“We call it a bit of lucky guilt,” Bhettay said. “Through COVID we were suddenly a business [in] position to benefit after the pivot. It was very shaky and very challenging when we decided to make the pivot and whether that was the right direction for us as a company. What we found out is we were right. When people had found that they were able to use telehealth for themselves, get feedback and get expert advice that comforted them and actually treated the concerns that they had, they then felt comfortable seeking out that level of care for their pets.”

The question now, and that will guide the firm — and the field more broadly — for the rest of 2021 will be around how to do more, he said. Consumers’ interest in caring for and spending on their pets has grown remarkably over the last several decades, but their options in doing so haven’t changed much over the last 50 years. Pet care as a segment is ripe for innovation.

That means Fuzzy has a lot of building still to do, he said. With recent funding, the firm plans to build its team, as well as build and refine its products.

“We have product expansion through new product releases, and we also see great opportunities to be able to drive consolidation in the market moving forward,” Bhettay said.

The market has been growing quickly and is likely to continue to do so, he said. That will allow more people to be pet owners, and really good pet owners at that.
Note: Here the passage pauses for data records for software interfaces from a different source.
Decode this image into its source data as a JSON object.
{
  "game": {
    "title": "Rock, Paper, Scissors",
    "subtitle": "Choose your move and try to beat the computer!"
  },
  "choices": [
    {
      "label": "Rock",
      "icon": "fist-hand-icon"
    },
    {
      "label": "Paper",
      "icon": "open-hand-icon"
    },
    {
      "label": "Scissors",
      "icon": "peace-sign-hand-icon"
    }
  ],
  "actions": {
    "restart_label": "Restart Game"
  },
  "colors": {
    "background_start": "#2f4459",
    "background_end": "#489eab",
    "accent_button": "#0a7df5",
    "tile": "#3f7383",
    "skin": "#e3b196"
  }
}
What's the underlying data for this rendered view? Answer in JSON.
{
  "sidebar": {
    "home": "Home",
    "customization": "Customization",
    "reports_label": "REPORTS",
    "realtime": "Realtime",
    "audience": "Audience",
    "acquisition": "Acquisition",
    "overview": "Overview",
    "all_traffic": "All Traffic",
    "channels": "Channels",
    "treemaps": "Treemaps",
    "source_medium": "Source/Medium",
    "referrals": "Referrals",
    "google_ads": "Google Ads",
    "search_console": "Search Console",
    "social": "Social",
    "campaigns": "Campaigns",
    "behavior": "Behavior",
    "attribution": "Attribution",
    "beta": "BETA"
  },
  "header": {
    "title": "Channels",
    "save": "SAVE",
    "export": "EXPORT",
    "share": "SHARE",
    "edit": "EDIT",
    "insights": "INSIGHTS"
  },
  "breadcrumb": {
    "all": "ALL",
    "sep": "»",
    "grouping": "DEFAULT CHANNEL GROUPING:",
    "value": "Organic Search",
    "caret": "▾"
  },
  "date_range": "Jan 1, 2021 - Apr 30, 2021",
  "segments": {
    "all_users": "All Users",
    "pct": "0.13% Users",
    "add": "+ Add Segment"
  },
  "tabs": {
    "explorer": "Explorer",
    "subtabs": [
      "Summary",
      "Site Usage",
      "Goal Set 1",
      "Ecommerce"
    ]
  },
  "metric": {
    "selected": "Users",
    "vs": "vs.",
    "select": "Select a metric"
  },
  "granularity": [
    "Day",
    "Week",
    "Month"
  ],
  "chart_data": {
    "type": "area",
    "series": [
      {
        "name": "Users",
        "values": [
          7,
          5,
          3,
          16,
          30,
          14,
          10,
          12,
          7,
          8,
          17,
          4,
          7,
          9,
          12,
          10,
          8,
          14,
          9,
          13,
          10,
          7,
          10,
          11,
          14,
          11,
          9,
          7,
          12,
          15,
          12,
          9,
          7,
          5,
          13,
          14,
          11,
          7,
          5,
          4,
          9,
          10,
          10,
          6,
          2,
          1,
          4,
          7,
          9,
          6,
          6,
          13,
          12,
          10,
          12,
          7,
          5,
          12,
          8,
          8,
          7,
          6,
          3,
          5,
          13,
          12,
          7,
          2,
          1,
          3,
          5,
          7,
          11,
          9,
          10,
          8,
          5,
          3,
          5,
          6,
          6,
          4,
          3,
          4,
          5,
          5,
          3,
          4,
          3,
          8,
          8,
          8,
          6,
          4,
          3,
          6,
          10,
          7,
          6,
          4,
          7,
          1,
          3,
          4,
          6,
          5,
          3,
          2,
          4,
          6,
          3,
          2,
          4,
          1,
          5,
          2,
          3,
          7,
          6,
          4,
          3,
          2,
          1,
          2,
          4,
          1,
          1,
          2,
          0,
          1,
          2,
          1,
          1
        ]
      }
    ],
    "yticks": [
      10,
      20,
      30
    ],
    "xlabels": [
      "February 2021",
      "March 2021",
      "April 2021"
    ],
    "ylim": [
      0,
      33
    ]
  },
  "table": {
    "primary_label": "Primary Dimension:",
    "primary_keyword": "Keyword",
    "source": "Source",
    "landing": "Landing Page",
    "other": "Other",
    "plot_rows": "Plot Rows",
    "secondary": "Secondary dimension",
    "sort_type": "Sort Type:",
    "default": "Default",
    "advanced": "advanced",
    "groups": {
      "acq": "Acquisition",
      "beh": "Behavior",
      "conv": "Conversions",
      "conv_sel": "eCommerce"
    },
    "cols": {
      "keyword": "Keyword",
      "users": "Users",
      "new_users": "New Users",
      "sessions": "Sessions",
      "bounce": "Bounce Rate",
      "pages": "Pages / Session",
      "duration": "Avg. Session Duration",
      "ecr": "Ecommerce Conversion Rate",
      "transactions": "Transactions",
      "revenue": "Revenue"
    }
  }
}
“I think we are entering a world that will be tremendously beneficial to pet owners,” Bhettay said. “I believe that those companies that are going to be addressing the market with new direct-to-consumer models that are democratizing access to better quality care at better price points while making it easier and more convenient to pet parents — those are the services that are going to win out.”